India will tax over-the-top weddings to prevent food wastage

Indian lawmaker Ranjeet Ranjan plans to introduce a bill to tax excessive weddings which the country is famous for.

Indian lawmaker Ranjeet Ranjan plans to introduce a bill to tax excessive weddings which the country is famous for.

If the bill is passed, it would require families that spend more than $7500 (500,000 rupees) on nuptials to donate ten percent of the overall cost to a special government fund.

The government will be authorized to “fix the limit of guests and relatives and number of dishes to be served.” The measure is expected to prevent food wastage.


“In our country, there are so many million people who don’t have two meals to eat every day, and even they have to get their children married,” Ranjan said in an interview with CNN Money.

Weddings have become “more about showing off your wealth,” she said, adding “Why should poor families be put under pressure to spend so much?”

The lawmaker did not give details on how wedding spending will be monitored, but one of her representatives said that police and other officials will enforce the rules.
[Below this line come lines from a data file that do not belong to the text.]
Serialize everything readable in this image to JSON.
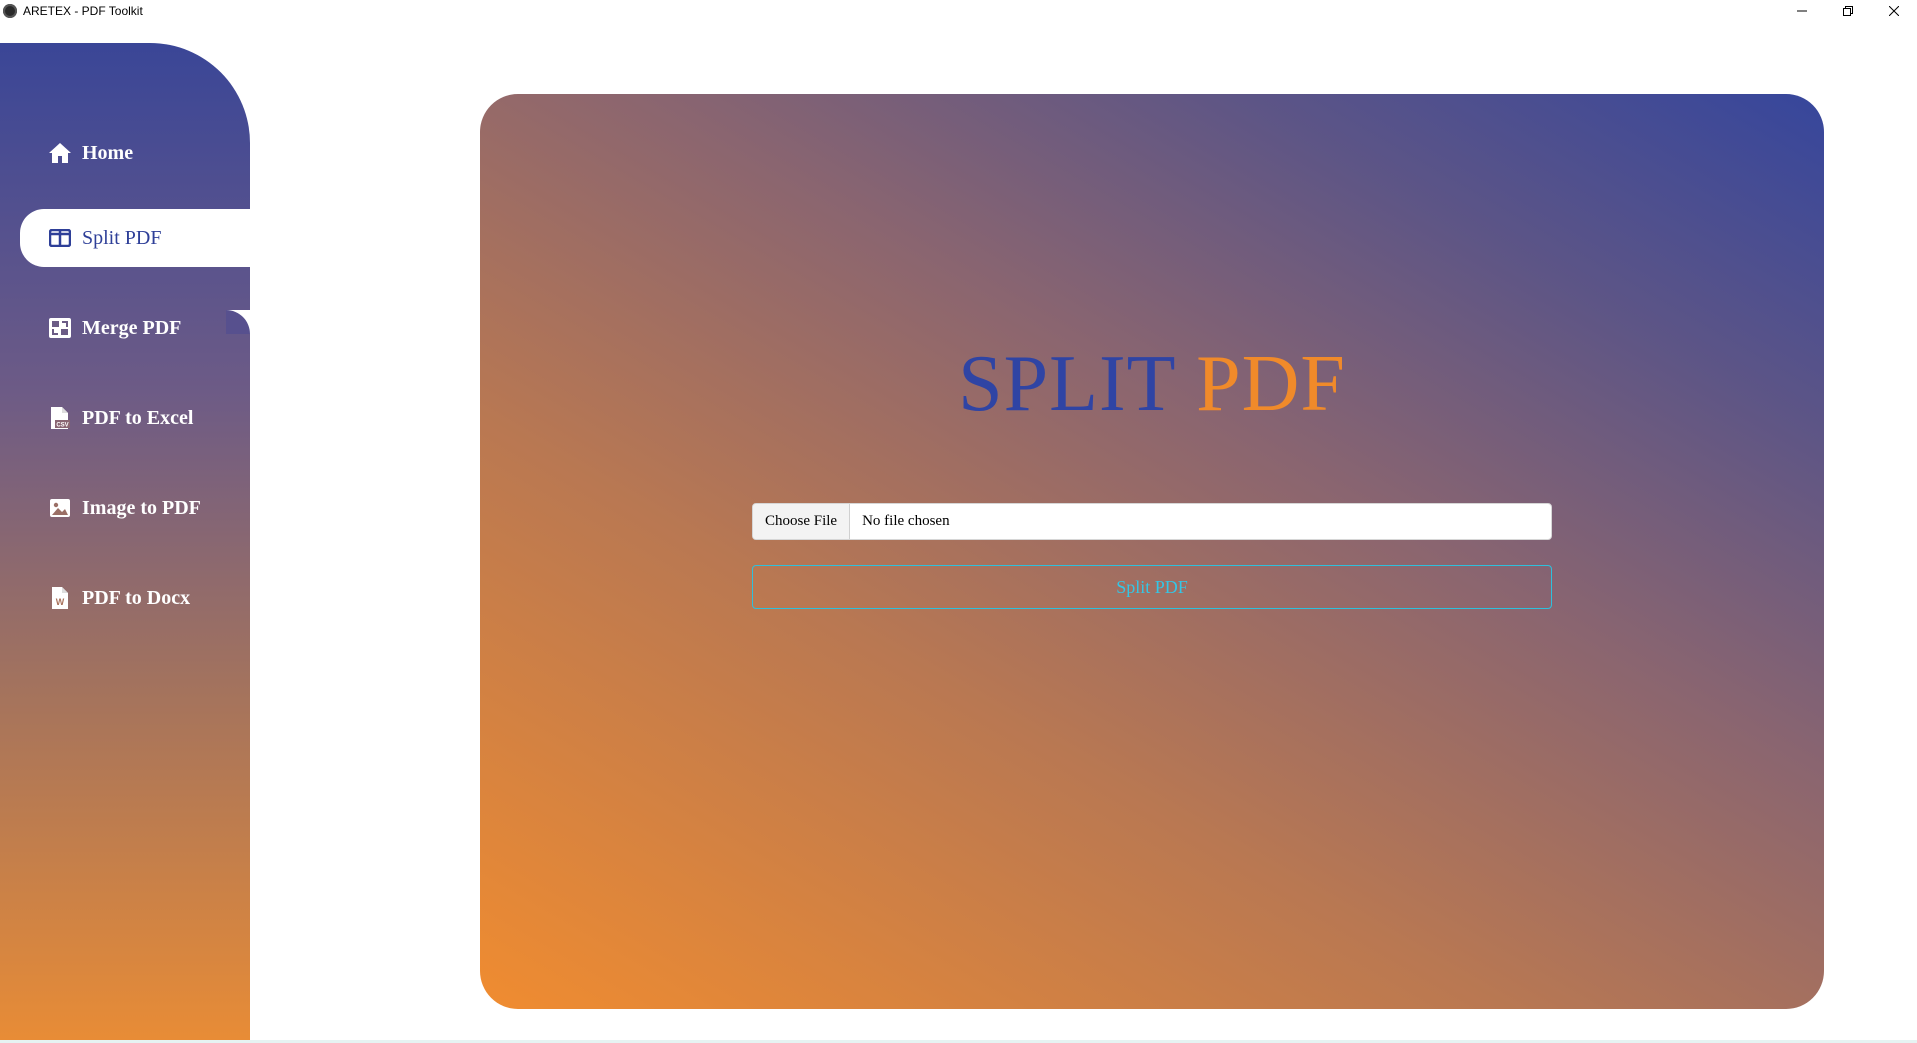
{
  "window": {
    "title": "ARETEX - PDF Toolkit",
    "controls": [
      "minimize-icon",
      "restore-icon",
      "close-icon"
    ]
  },
  "sidebar": {
    "items": [
      {
        "label": "Home",
        "icon": "home-icon",
        "active": false
      },
      {
        "label": "Split PDF",
        "icon": "columns-icon",
        "active": true
      },
      {
        "label": "Merge PDF",
        "icon": "merge-icon",
        "active": false
      },
      {
        "label": "PDF to Excel",
        "icon": "file-csv-icon",
        "active": false
      },
      {
        "label": "Image to PDF",
        "icon": "image-icon",
        "active": false
      },
      {
        "label": "PDF to Docx",
        "icon": "file-word-icon",
        "active": false
      }
    ]
  },
  "main": {
    "heading_first": "SPLIT",
    "heading_second": "PDF",
    "file_input": {
      "button_label": "Choose File",
      "status": "No file chosen"
    },
    "submit_label": "Split PDF"
  },
  "colors": {
    "accent_blue": "#2f44a4",
    "accent_orange": "#f08a2a",
    "button_cyan": "#33c6e6"
  }
}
Around ten million weddings take place in India each year. Parents usually start saving for their children’s weddings decades in advance.
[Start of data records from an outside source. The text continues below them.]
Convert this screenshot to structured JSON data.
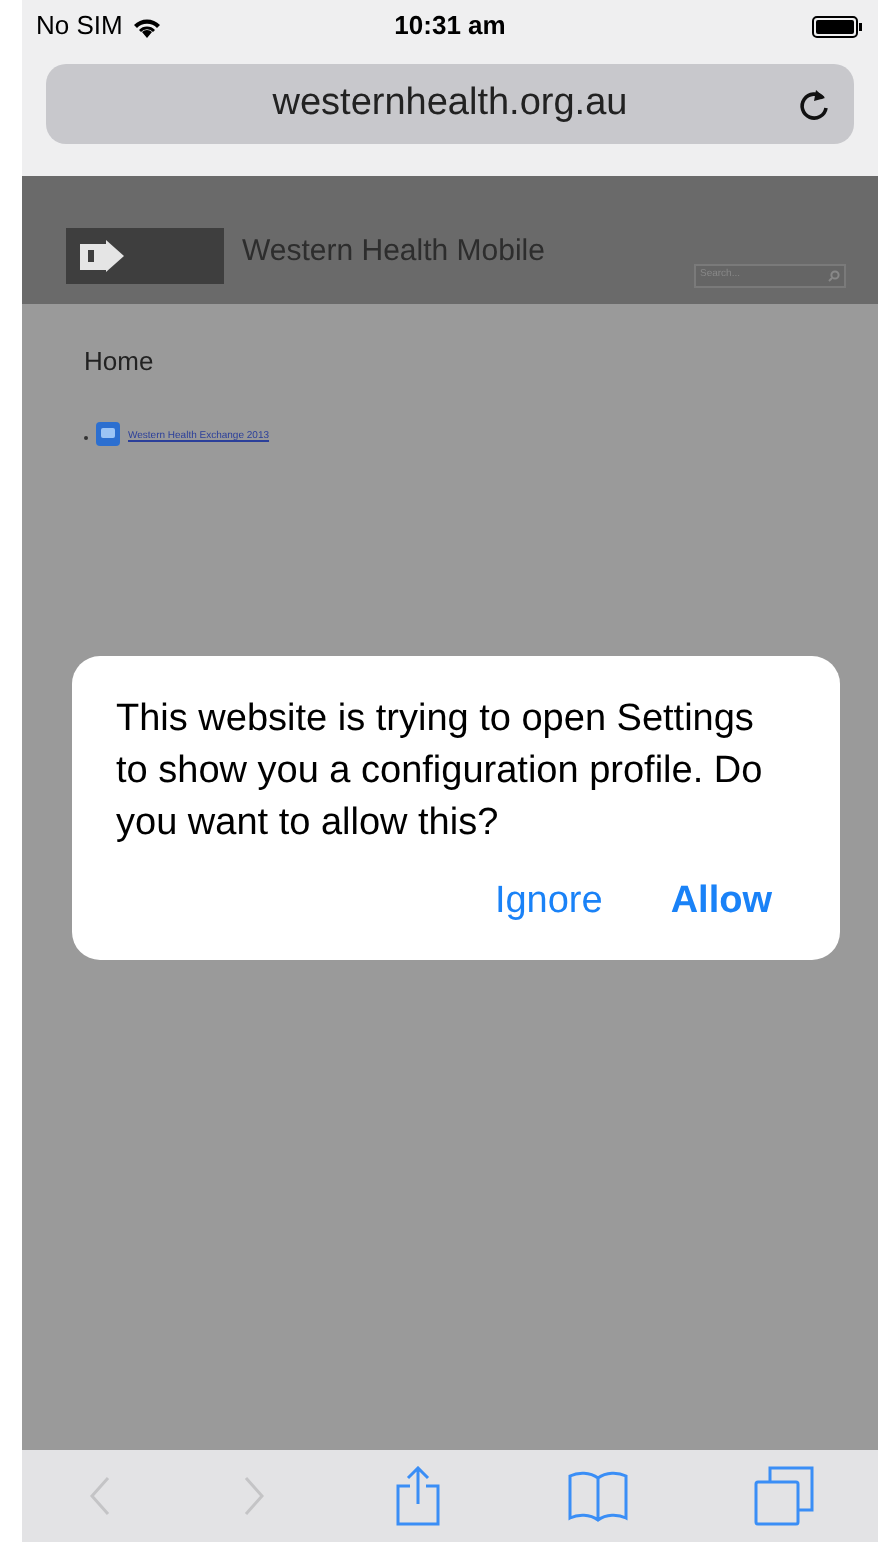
{
  "status_bar": {
    "carrier": "No SIM",
    "time": "10:31 am"
  },
  "address_bar": {
    "url": "westernhealth.org.au"
  },
  "site": {
    "title": "Western Health Mobile",
    "search": {
      "placeholder": "Search..."
    },
    "heading": "Home",
    "links": [
      {
        "label": "Western Health Exchange 2013"
      }
    ]
  },
  "alert": {
    "message": "This website is trying to open Settings to show you a configuration profile. Do you want to allow this?",
    "buttons": [
      {
        "label": "Ignore",
        "kind": "normal"
      },
      {
        "label": "Allow",
        "kind": "bold"
      }
    ]
  },
  "toolbar": {
    "back": {
      "disabled": true
    },
    "forward": {
      "disabled": true
    }
  }
}
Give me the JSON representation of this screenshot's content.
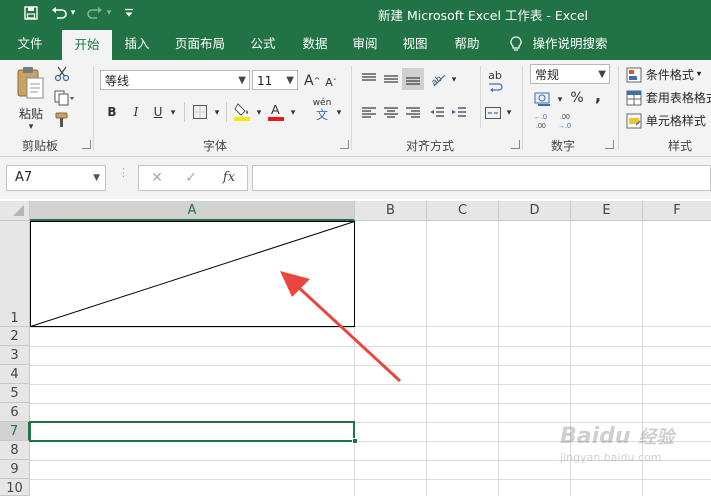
{
  "window": {
    "title": "新建 Microsoft Excel 工作表  -  Excel",
    "qat": {
      "save_icon": "save-icon",
      "undo_icon": "undo-icon",
      "redo_icon": "redo-icon",
      "customize_icon": "chevron-down-icon"
    }
  },
  "tabs": [
    {
      "label": "文件"
    },
    {
      "label": "开始"
    },
    {
      "label": "插入"
    },
    {
      "label": "页面布局"
    },
    {
      "label": "公式"
    },
    {
      "label": "数据"
    },
    {
      "label": "审阅"
    },
    {
      "label": "视图"
    },
    {
      "label": "帮助"
    },
    {
      "label": "操作说明搜索"
    }
  ],
  "active_tab": "开始",
  "ribbon": {
    "clipboard": {
      "paste_label": "粘贴",
      "group_label": "剪贴板"
    },
    "font": {
      "font_name": "等线",
      "font_size": "11",
      "bold": "B",
      "italic": "I",
      "underline": "U",
      "grow": "A",
      "shrink": "A",
      "phonetic_top": "wén",
      "phonetic_bottom": "文",
      "group_label": "字体",
      "font_color_hex": "#e31a1a",
      "fill_color_hex": "#ffe600"
    },
    "alignment": {
      "group_label": "对齐方式",
      "wrap_label": "ab"
    },
    "number": {
      "format": "常规",
      "percent": "%",
      "comma": ",",
      "inc_decimal": "+.0 .00",
      "dec_decimal": ".00 →.0",
      "group_label": "数字"
    },
    "styles": {
      "conditional": "条件格式",
      "table": "套用表格格式",
      "cell": "单元格样式",
      "group_label": "样式"
    }
  },
  "formula_bar": {
    "name_box": "A7",
    "cancel": "✕",
    "enter": "✓",
    "fx": "fx",
    "value": ""
  },
  "sheet": {
    "columns": [
      "A",
      "B",
      "C",
      "D",
      "E",
      "F"
    ],
    "rows": [
      "1",
      "2",
      "3",
      "4",
      "5",
      "6",
      "7",
      "8",
      "9",
      "10"
    ],
    "selected_column": "A",
    "selected_row": "7",
    "active_cell": "A7",
    "a1_content": "diagonal-border",
    "accent": "#217346",
    "annotation_arrow_color": "#e8463e"
  },
  "watermark": {
    "brand": "Baidu",
    "brand_cn": "经验",
    "url": "jingyan.baidu.com"
  }
}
“You won’t believe how much they spend, just one lunch will cost two million rupees ($30,000),” Ranjan said. “Many middle-income families do not have a lot of money, but because of Indian society they feel the need to put on a display.”

In November, a mining tycoon and ex-state minister G Janardhana Reddy lavished $75 million (about five billion rupees) on his daughter’s wedding. Guests received gold-plated invitation cards fitted with LCD screens with moving images of the couple. The opulent wedding prompted outrage among millions of Indians struggling with a cash flow crisis.